#### Exercise instructions
An exact repetition of the data is required; no picture should appear in it.
*-*-*
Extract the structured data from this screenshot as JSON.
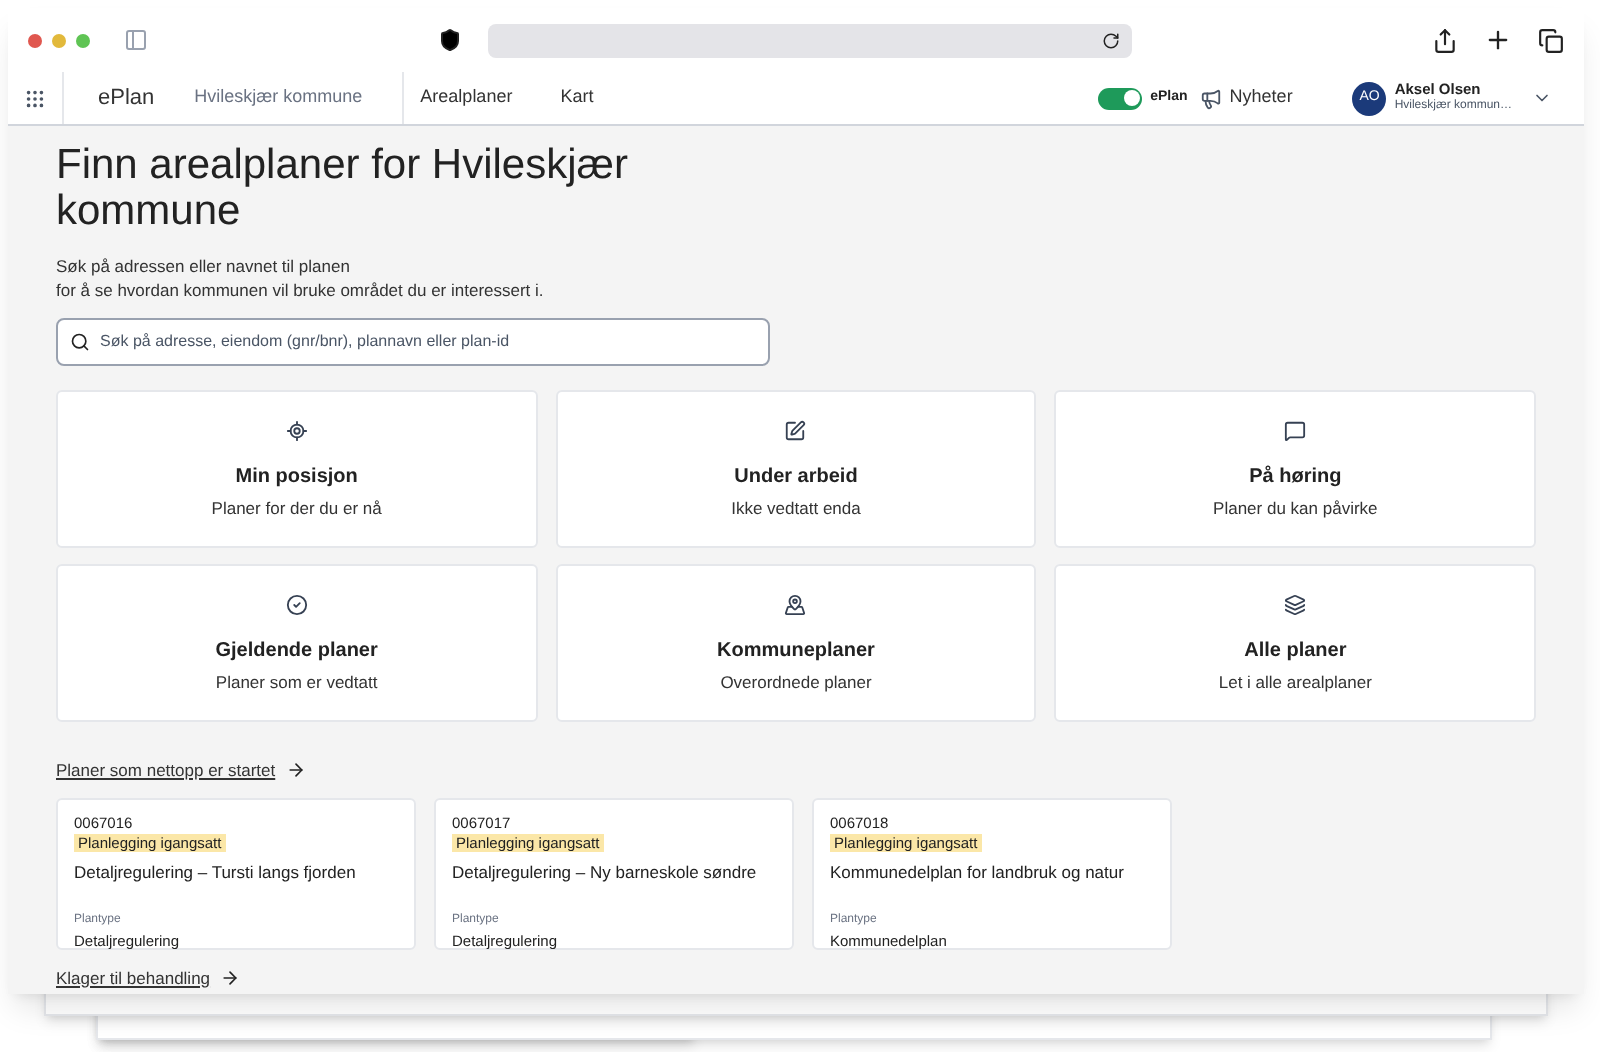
{
  "app_bar": {
    "brand": "ePlan",
    "municipality": "Hvileskjær kommune",
    "nav": [
      {
        "label": "Arealplaner",
        "selected": false
      },
      {
        "label": "Kart",
        "selected": false
      }
    ],
    "toggle": {
      "label": "ePlan",
      "on": true
    },
    "news": "Nyheter",
    "user": {
      "initials": "AO",
      "name": "Aksel Olsen",
      "org": "Hvileskjær kommun…"
    }
  },
  "heading": "Finn arealplaner for Hvileskjær kommune",
  "intro": [
    "Søk på adressen eller navnet til planen",
    "for å se hvordan kommunen vil bruke området du er interessert i."
  ],
  "search": {
    "placeholder": "Søk på adresse, eiendom (gnr/bnr), plannavn eller plan-id"
  },
  "categories": [
    {
      "kind": "position",
      "title": "Min posisjon",
      "subtitle": "Planer for der du er nå"
    },
    {
      "kind": "work",
      "title": "Under arbeid",
      "subtitle": "Ikke vedtatt enda"
    },
    {
      "kind": "hearing",
      "title": "På høring",
      "subtitle": "Planer du kan påvirke"
    },
    {
      "kind": "valid",
      "title": "Gjeldende planer",
      "subtitle": "Planer som er vedtatt"
    },
    {
      "kind": "municipal",
      "title": "Kommuneplaner",
      "subtitle": "Overordnede planer"
    },
    {
      "kind": "all",
      "title": "Alle planer",
      "subtitle": "Let i alle arealplaner"
    }
  ],
  "recent": {
    "title": "Planer som nettopp er startet",
    "plans": [
      {
        "id": "0067016",
        "status": "Planlegging igangsatt",
        "name": "Detaljregulering – Tursti langs fjorden",
        "type_label": "Plantype",
        "type": "Detaljregulering"
      },
      {
        "id": "0067017",
        "status": "Planlegging igangsatt",
        "name": "Detaljregulering – Ny barneskole søndre",
        "type_label": "Plantype",
        "type": "Detaljregulering"
      },
      {
        "id": "0067018",
        "status": "Planlegging igangsatt",
        "name": "Kommunedelplan for landbruk og natur",
        "type_label": "Plantype",
        "type": "Kommunedelplan"
      }
    ]
  },
  "complaints": {
    "title": "Klager til behandling"
  }
}
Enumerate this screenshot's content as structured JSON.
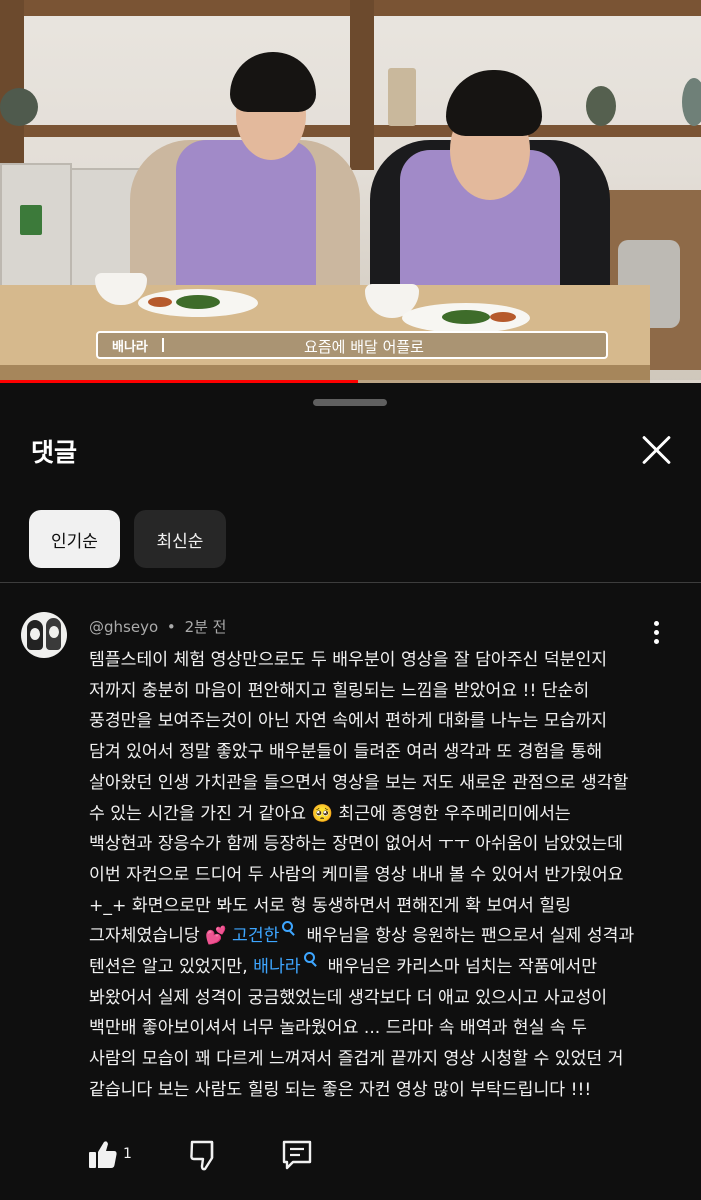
{
  "video": {
    "subtitle_speaker": "배나라",
    "subtitle_text": "요즘에 배달 어플로",
    "progress": 0.51
  },
  "panel": {
    "title": "댓글",
    "sort_chips": [
      {
        "label": "인기순",
        "active": true
      },
      {
        "label": "최신순",
        "active": false
      }
    ]
  },
  "comment": {
    "author": "@ghseyo",
    "separator": "•",
    "time": "2분 전",
    "lines": [
      "템플스테이 체험 영상만으로도 두 배우분이 영상을 잘 담아주신 덕분인지",
      "저까지 충분히 마음이 편안해지고 힐링되는 느낌을 받았어요 !! 단순히",
      "풍경만을 보여주는것이 아닌 자연 속에서 편하게 대화를 나누는 모습까지",
      "담겨 있어서 정말 좋았구 배우분들이 들려준 여러 생각과 또 경험을 통해",
      "살아왔던 인생 가치관을 들으면서 영상을 보는 저도 새로운 관점으로 생각할",
      "수 있는 시간을 가진 거 같아요 🥺 최근에 종영한 우주메리미에서는",
      "백상현과 장응수가 함께 등장하는 장면이 없어서 ㅜㅜ 아쉬움이 남았었는데",
      "이번 자컨으로 드디어 두 사람의 케미를 영상 내내 볼 수 있어서 반가웠어요",
      "+_+ 화면으로만 봐도 서로 형 동생하면서 편해진게 확 보여서 힐링"
    ],
    "line10_pre": "그자체였습니당 💕 ",
    "mention1": "고건한",
    "line10_post": "배우님을 항상 응원하는 팬으로서 실제 성격과",
    "line11_pre": "텐션은 알고 있었지만, ",
    "mention2": "배나라",
    "line11_post": "배우님은 카리스마 넘치는 작품에서만",
    "lines_tail": [
      "봐왔어서 실제 성격이 궁금했었는데 생각보다 더 애교 있으시고 사교성이",
      "백만배 좋아보이셔서 너무 놀라웠어요 ... 드라마 속 배역과 현실 속 두",
      "사람의 모습이 꽤 다르게 느껴져서 즐겁게 끝까지 영상 시청할 수 있었던 거",
      "같습니다 보는 사람도 힐링 되는 좋은 자컨 영상 많이 부탁드립니다 !!!"
    ],
    "like_count": "1"
  },
  "icons": {
    "close": "close-icon",
    "more": "more-vert-icon",
    "like": "thumbs-up-icon",
    "dislike": "thumbs-down-icon",
    "reply": "reply-comment-icon"
  },
  "colors": {
    "background": "#0f0f0f",
    "mention": "#3ea6ff",
    "chip_active": "#f1f1f1",
    "chip_inactive": "#272727",
    "vest": "#a18ac8"
  }
}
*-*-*
#### Final answer
Extract the structured data from this screenshot as JSON.
{
  "app_bar": {
    "brand": "ePlan",
    "municipality": "Hvileskjær kommune",
    "nav": [
      {
        "label": "Arealplaner",
        "selected": false
      },
      {
        "label": "Kart",
        "selected": false
      }
    ],
    "toggle": {
      "label": "ePlan",
      "on": true
    },
    "news": "Nyheter",
    "user": {
      "initials": "AO",
      "name": "Aksel Olsen",
      "org": "Hvileskjær kommun…"
    }
  },
  "heading": "Finn arealplaner for Hvileskjær kommune",
  "intro": [
    "Søk på adressen eller navnet til planen",
    "for å se hvordan kommunen vil bruke området du er interessert i."
  ],
  "search": {
    "placeholder": "Søk på adresse, eiendom (gnr/bnr), plannavn eller plan-id"
  },
  "categories": [
    {
      "kind": "position",
      "title": "Min posisjon",
      "subtitle": "Planer for der du er nå"
    },
    {
      "kind": "work",
      "title": "Under arbeid",
      "subtitle": "Ikke vedtatt enda"
    },
    {
      "kind": "hearing",
      "title": "På høring",
      "subtitle": "Planer du kan påvirke"
    },
    {
      "kind": "valid",
      "title": "Gjeldende planer",
      "subtitle": "Planer som er vedtatt"
    },
    {
      "kind": "municipal",
      "title": "Kommuneplaner",
      "subtitle": "Overordnede planer"
    },
    {
      "kind": "all",
      "title": "Alle planer",
      "subtitle": "Let i alle arealplaner"
    }
  ],
  "recent": {
    "title": "Planer som nettopp er startet",
    "plans": [
      {
        "id": "0067016",
        "status": "Planlegging igangsatt",
        "name": "Detaljregulering – Tursti langs fjorden",
        "type_label": "Plantype",
        "type": "Detaljregulering"
      },
      {
        "id": "0067017",
        "status": "Planlegging igangsatt",
        "name": "Detaljregulering – Ny barneskole søndre",
        "type_label": "Plantype",
        "type": "Detaljregulering"
      },
      {
        "id": "0067018",
        "status": "Planlegging igangsatt",
        "name": "Kommunedelplan for landbruk og natur",
        "type_label": "Plantype",
        "type": "Kommunedelplan"
      }
    ]
  },
  "complaints": {
    "title": "Klager til behandling"
  }
}
Enumerate this screenshot's content as structured JSON.
{
  "video": {
    "subtitle_speaker": "배나라",
    "subtitle_text": "요즘에 배달 어플로",
    "progress": 0.51
  },
  "panel": {
    "title": "댓글",
    "sort_chips": [
      {
        "label": "인기순",
        "active": true
      },
      {
        "label": "최신순",
        "active": false
      }
    ]
  },
  "comment": {
    "author": "@ghseyo",
    "separator": "•",
    "time": "2분 전",
    "lines": [
      "템플스테이 체험 영상만으로도 두 배우분이 영상을 잘 담아주신 덕분인지",
      "저까지 충분히 마음이 편안해지고 힐링되는 느낌을 받았어요 !! 단순히",
      "풍경만을 보여주는것이 아닌 자연 속에서 편하게 대화를 나누는 모습까지",
      "담겨 있어서 정말 좋았구 배우분들이 들려준 여러 생각과 또 경험을 통해",
      "살아왔던 인생 가치관을 들으면서 영상을 보는 저도 새로운 관점으로 생각할",
      "수 있는 시간을 가진 거 같아요 🥺 최근에 종영한 우주메리미에서는",
      "백상현과 장응수가 함께 등장하는 장면이 없어서 ㅜㅜ 아쉬움이 남았었는데",
      "이번 자컨으로 드디어 두 사람의 케미를 영상 내내 볼 수 있어서 반가웠어요",
      "+_+ 화면으로만 봐도 서로 형 동생하면서 편해진게 확 보여서 힐링"
    ],
    "line10_pre": "그자체였습니당 💕 ",
    "mention1": "고건한",
    "line10_post": "배우님을 항상 응원하는 팬으로서 실제 성격과",
    "line11_pre": "텐션은 알고 있었지만, ",
    "mention2": "배나라",
    "line11_post": "배우님은 카리스마 넘치는 작품에서만",
    "lines_tail": [
      "봐왔어서 실제 성격이 궁금했었는데 생각보다 더 애교 있으시고 사교성이",
      "백만배 좋아보이셔서 너무 놀라웠어요 ... 드라마 속 배역과 현실 속 두",
      "사람의 모습이 꽤 다르게 느껴져서 즐겁게 끝까지 영상 시청할 수 있었던 거",
      "같습니다 보는 사람도 힐링 되는 좋은 자컨 영상 많이 부탁드립니다 !!!"
    ],
    "like_count": "1"
  },
  "icons": {
    "close": "close-icon",
    "more": "more-vert-icon",
    "like": "thumbs-up-icon",
    "dislike": "thumbs-down-icon",
    "reply": "reply-comment-icon"
  },
  "colors": {
    "background": "#0f0f0f",
    "mention": "#3ea6ff",
    "chip_active": "#f1f1f1",
    "chip_inactive": "#272727",
    "vest": "#a18ac8"
  }
}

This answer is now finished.